Input material section start
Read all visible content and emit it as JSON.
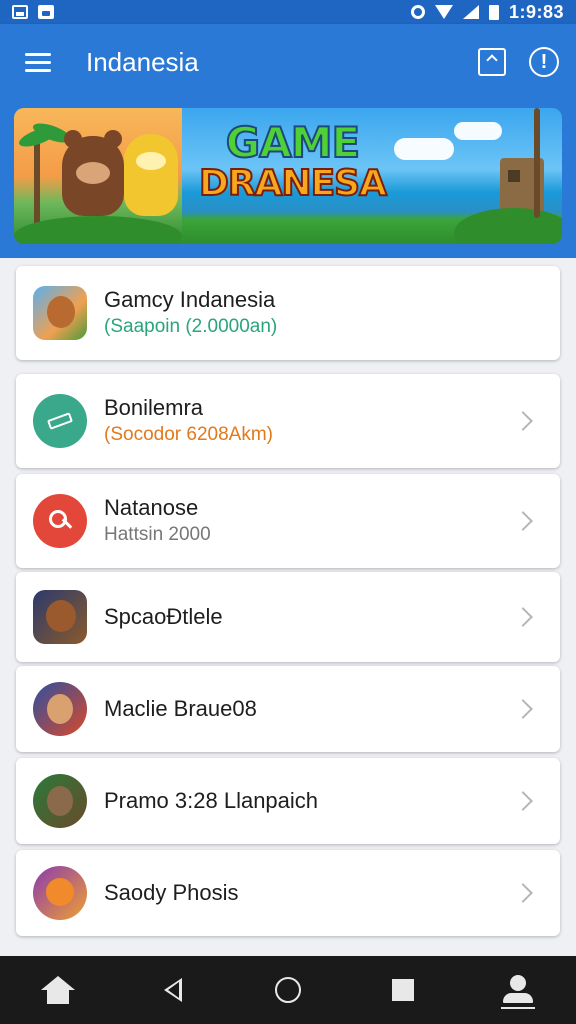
{
  "status_bar": {
    "time": "1:9:83"
  },
  "app_bar": {
    "title": "Indanesia"
  },
  "banner": {
    "line1": "GAME",
    "line2": "DRANESA"
  },
  "list": [
    {
      "title": "Gamcy Indanesia",
      "subtitle": "(Saapoin (2.0000an)",
      "subtitle_color": "#2aa57a",
      "avatar_icon": "fox-game-icon",
      "has_chevron": false
    },
    {
      "title": "Bonilemra",
      "subtitle": "(Socodor 6208Akm)",
      "subtitle_color": "#e07a1c",
      "avatar_icon": "green-compass-icon",
      "has_chevron": true
    },
    {
      "title": "Natanose",
      "subtitle": "Hattsin 2000",
      "subtitle_color": "#777777",
      "avatar_icon": "red-link-icon",
      "has_chevron": true
    },
    {
      "title": "SpcaoÐtlele",
      "subtitle": "",
      "avatar_icon": "bear-game-icon",
      "has_chevron": true
    },
    {
      "title": "Maclie Braue08",
      "subtitle": "",
      "avatar_icon": "warrior-game-icon",
      "has_chevron": true
    },
    {
      "title": "Pramo 3:28 Llanpaich",
      "subtitle": "",
      "avatar_icon": "wolf-game-icon",
      "has_chevron": true
    },
    {
      "title": "Saody Phosis",
      "subtitle": "",
      "avatar_icon": "fox-face-icon",
      "has_chevron": true
    }
  ],
  "colors": {
    "app_bar": "#2b79d6",
    "status_bar": "#1f66c2",
    "nav_bar": "#1a1a1a"
  }
}
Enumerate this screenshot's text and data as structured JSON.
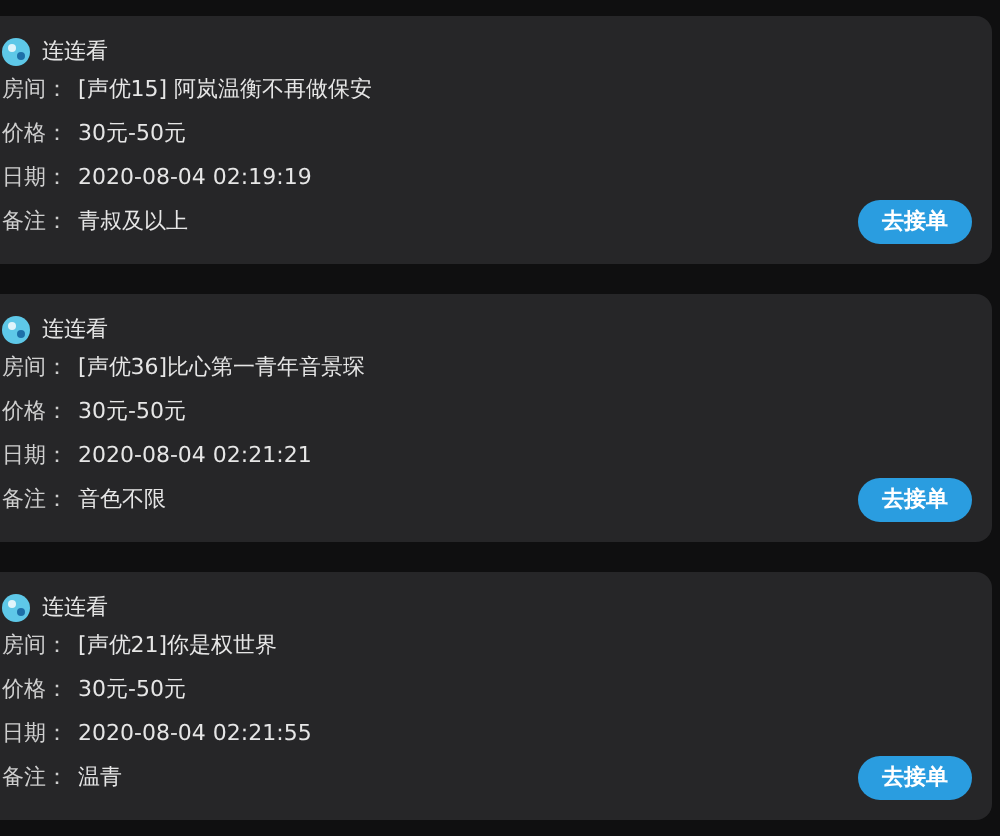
{
  "orders": [
    {
      "app_name": "连连看",
      "fields": [
        {
          "label": "房间：",
          "value": "[声优15] 阿岚温衡不再做保安"
        },
        {
          "label": "价格：",
          "value": "30元-50元"
        },
        {
          "label": "日期：",
          "value": "2020-08-04 02:19:19"
        },
        {
          "label": "备注：",
          "value": "青叔及以上"
        }
      ],
      "button": "去接单"
    },
    {
      "app_name": "连连看",
      "fields": [
        {
          "label": "房间：",
          "value": "[声优36]比心第一青年音景琛"
        },
        {
          "label": "价格：",
          "value": "30元-50元"
        },
        {
          "label": "日期：",
          "value": "2020-08-04 02:21:21"
        },
        {
          "label": "备注：",
          "value": "音色不限"
        }
      ],
      "button": "去接单"
    },
    {
      "app_name": "连连看",
      "fields": [
        {
          "label": "房间：",
          "value": "[声优21]你是权世界"
        },
        {
          "label": "价格：",
          "value": "30元-50元"
        },
        {
          "label": "日期：",
          "value": "2020-08-04 02:21:55"
        },
        {
          "label": "备注：",
          "value": "温青"
        }
      ],
      "button": "去接单"
    }
  ]
}
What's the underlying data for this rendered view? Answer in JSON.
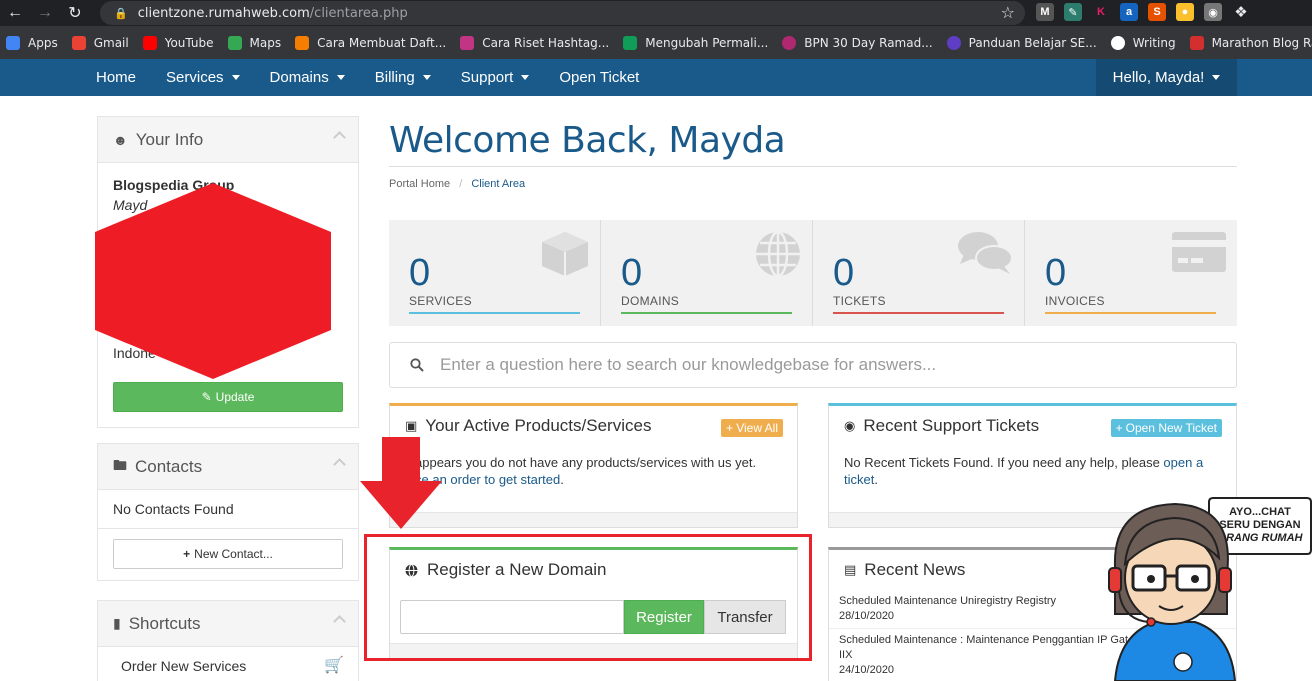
{
  "browser": {
    "url_host": "clientzone.rumahweb.com",
    "url_path": "/clientarea.php",
    "bookmarks": [
      {
        "label": "Apps",
        "color": "#4285f4"
      },
      {
        "label": "Gmail",
        "color": "#ea4335"
      },
      {
        "label": "YouTube",
        "color": "#ff0000"
      },
      {
        "label": "Maps",
        "color": "#34a853"
      },
      {
        "label": "Cara Membuat Daft...",
        "color": "#f57d00"
      },
      {
        "label": "Cara Riset Hashtag...",
        "color": "#c13584"
      },
      {
        "label": "Mengubah Permali...",
        "color": "#0f9d58"
      },
      {
        "label": "BPN 30 Day Ramad...",
        "color": "#b0286f"
      },
      {
        "label": "Panduan Belajar SE...",
        "color": "#5f3dc4"
      },
      {
        "label": "Writing",
        "color": "#ffffff"
      },
      {
        "label": "Marathon Blog Ra...",
        "color": "#d32f2f"
      }
    ]
  },
  "nav": {
    "home": "Home",
    "services": "Services",
    "domains": "Domains",
    "billing": "Billing",
    "support": "Support",
    "open_ticket": "Open Ticket",
    "hello": "Hello, Mayda!"
  },
  "sidebar": {
    "your_info": {
      "title": "Your Info",
      "company": "Blogspedia Group",
      "name_partial": "Mayd",
      "country_partial": "Indone",
      "update_label": "Update"
    },
    "contacts": {
      "title": "Contacts",
      "empty_text": "No Contacts Found",
      "new_contact_label": "New Contact..."
    },
    "shortcuts": {
      "title": "Shortcuts",
      "order_new_services": "Order New Services"
    }
  },
  "main": {
    "welcome_title": "Welcome Back, Mayda",
    "breadcrumb_home": "Portal Home",
    "breadcrumb_sep": "/",
    "breadcrumb_active": "Client Area",
    "stats": [
      {
        "value": "0",
        "label": "SERVICES",
        "color": "#5bc0de"
      },
      {
        "value": "0",
        "label": "DOMAINS",
        "color": "#5cb85c"
      },
      {
        "value": "0",
        "label": "TICKETS",
        "color": "#d9534f"
      },
      {
        "value": "0",
        "label": "INVOICES",
        "color": "#f0ad4e"
      }
    ],
    "kb_search_placeholder": "Enter a question here to search our knowledgebase for answers...",
    "products": {
      "title": "Your Active Products/Services",
      "view_all": "View All",
      "text_start": "appears you do not have any products/services with us yet.",
      "text_mid": "ce an order to get started",
      "text_link": "ce an order",
      "text_after": " to get started",
      "text_end": "."
    },
    "tickets": {
      "title": "Recent Support Tickets",
      "open_new": "Open New Ticket",
      "text": "No Recent Tickets Found. If you need any help, please ",
      "link": "open a ticket",
      "end": "."
    },
    "register": {
      "title": "Register a New Domain",
      "register_label": "Register",
      "transfer_label": "Transfer"
    },
    "news": {
      "title": "Recent News",
      "items": [
        {
          "title": "Scheduled Maintenance Uniregistry Registry",
          "date": "28/10/2020"
        },
        {
          "title": "Scheduled Maintenance : Maintenance Penggantian IP Gat... VPS dan Server IIX",
          "date": "24/10/2020"
        }
      ]
    }
  },
  "chat_widget": {
    "line1": "AYO...CHAT",
    "line2": "SERU DENGAN",
    "line3": "ORANG RUMAH"
  }
}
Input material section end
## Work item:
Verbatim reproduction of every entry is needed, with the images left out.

## Expected answer:
Read all visible content and emit it as JSON.
{
  "status_bar": {
    "time": "1:9:83"
  },
  "app_bar": {
    "title": "Indanesia"
  },
  "banner": {
    "line1": "GAME",
    "line2": "DRANESA"
  },
  "list": [
    {
      "title": "Gamcy Indanesia",
      "subtitle": "(Saapoin (2.0000an)",
      "subtitle_color": "#2aa57a",
      "avatar_icon": "fox-game-icon",
      "has_chevron": false
    },
    {
      "title": "Bonilemra",
      "subtitle": "(Socodor 6208Akm)",
      "subtitle_color": "#e07a1c",
      "avatar_icon": "green-compass-icon",
      "has_chevron": true
    },
    {
      "title": "Natanose",
      "subtitle": "Hattsin 2000",
      "subtitle_color": "#777777",
      "avatar_icon": "red-link-icon",
      "has_chevron": true
    },
    {
      "title": "SpcaoÐtlele",
      "subtitle": "",
      "avatar_icon": "bear-game-icon",
      "has_chevron": true
    },
    {
      "title": "Maclie Braue08",
      "subtitle": "",
      "avatar_icon": "warrior-game-icon",
      "has_chevron": true
    },
    {
      "title": "Pramo 3:28 Llanpaich",
      "subtitle": "",
      "avatar_icon": "wolf-game-icon",
      "has_chevron": true
    },
    {
      "title": "Saody Phosis",
      "subtitle": "",
      "avatar_icon": "fox-face-icon",
      "has_chevron": true
    }
  ],
  "colors": {
    "app_bar": "#2b79d6",
    "status_bar": "#1f66c2",
    "nav_bar": "#1a1a1a"
  }
}
Enumerate this screenshot's text and data as structured JSON.
{
  "orders": [
    {
      "app_name": "连连看",
      "fields": [
        {
          "label": "房间：",
          "value": "[声优15] 阿岚温衡不再做保安"
        },
        {
          "label": "价格：",
          "value": "30元-50元"
        },
        {
          "label": "日期：",
          "value": "2020-08-04 02:19:19"
        },
        {
          "label": "备注：",
          "value": "青叔及以上"
        }
      ],
      "button": "去接单"
    },
    {
      "app_name": "连连看",
      "fields": [
        {
          "label": "房间：",
          "value": "[声优36]比心第一青年音景琛"
        },
        {
          "label": "价格：",
          "value": "30元-50元"
        },
        {
          "label": "日期：",
          "value": "2020-08-04 02:21:21"
        },
        {
          "label": "备注：",
          "value": "音色不限"
        }
      ],
      "button": "去接单"
    },
    {
      "app_name": "连连看",
      "fields": [
        {
          "label": "房间：",
          "value": "[声优21]你是权世界"
        },
        {
          "label": "价格：",
          "value": "30元-50元"
        },
        {
          "label": "日期：",
          "value": "2020-08-04 02:21:55"
        },
        {
          "label": "备注：",
          "value": "温青"
        }
      ],
      "button": "去接单"
    }
  ]
}
What's the underlying data for this rendered view? Answer in JSON.
{
  "browser": {
    "url_host": "clientzone.rumahweb.com",
    "url_path": "/clientarea.php",
    "bookmarks": [
      {
        "label": "Apps",
        "color": "#4285f4"
      },
      {
        "label": "Gmail",
        "color": "#ea4335"
      },
      {
        "label": "YouTube",
        "color": "#ff0000"
      },
      {
        "label": "Maps",
        "color": "#34a853"
      },
      {
        "label": "Cara Membuat Daft...",
        "color": "#f57d00"
      },
      {
        "label": "Cara Riset Hashtag...",
        "color": "#c13584"
      },
      {
        "label": "Mengubah Permali...",
        "color": "#0f9d58"
      },
      {
        "label": "BPN 30 Day Ramad...",
        "color": "#b0286f"
      },
      {
        "label": "Panduan Belajar SE...",
        "color": "#5f3dc4"
      },
      {
        "label": "Writing",
        "color": "#ffffff"
      },
      {
        "label": "Marathon Blog Ra...",
        "color": "#d32f2f"
      }
    ]
  },
  "nav": {
    "home": "Home",
    "services": "Services",
    "domains": "Domains",
    "billing": "Billing",
    "support": "Support",
    "open_ticket": "Open Ticket",
    "hello": "Hello, Mayda!"
  },
  "sidebar": {
    "your_info": {
      "title": "Your Info",
      "company": "Blogspedia Group",
      "name_partial": "Mayd",
      "country_partial": "Indone",
      "update_label": "Update"
    },
    "contacts": {
      "title": "Contacts",
      "empty_text": "No Contacts Found",
      "new_contact_label": "New Contact..."
    },
    "shortcuts": {
      "title": "Shortcuts",
      "order_new_services": "Order New Services"
    }
  },
  "main": {
    "welcome_title": "Welcome Back, Mayda",
    "breadcrumb_home": "Portal Home",
    "breadcrumb_sep": "/",
    "breadcrumb_active": "Client Area",
    "stats": [
      {
        "value": "0",
        "label": "SERVICES",
        "color": "#5bc0de"
      },
      {
        "value": "0",
        "label": "DOMAINS",
        "color": "#5cb85c"
      },
      {
        "value": "0",
        "label": "TICKETS",
        "color": "#d9534f"
      },
      {
        "value": "0",
        "label": "INVOICES",
        "color": "#f0ad4e"
      }
    ],
    "kb_search_placeholder": "Enter a question here to search our knowledgebase for answers...",
    "products": {
      "title": "Your Active Products/Services",
      "view_all": "View All",
      "text_start": "appears you do not have any products/services with us yet.",
      "text_mid": "ce an order to get started",
      "text_link": "ce an order",
      "text_after": " to get started",
      "text_end": "."
    },
    "tickets": {
      "title": "Recent Support Tickets",
      "open_new": "Open New Ticket",
      "text": "No Recent Tickets Found. If you need any help, please ",
      "link": "open a ticket",
      "end": "."
    },
    "register": {
      "title": "Register a New Domain",
      "register_label": "Register",
      "transfer_label": "Transfer"
    },
    "news": {
      "title": "Recent News",
      "items": [
        {
          "title": "Scheduled Maintenance Uniregistry Registry",
          "date": "28/10/2020"
        },
        {
          "title": "Scheduled Maintenance : Maintenance Penggantian IP Gat... VPS dan Server IIX",
          "date": "24/10/2020"
        }
      ]
    }
  },
  "chat_widget": {
    "line1": "AYO...CHAT",
    "line2": "SERU DENGAN",
    "line3": "ORANG RUMAH"
  }
}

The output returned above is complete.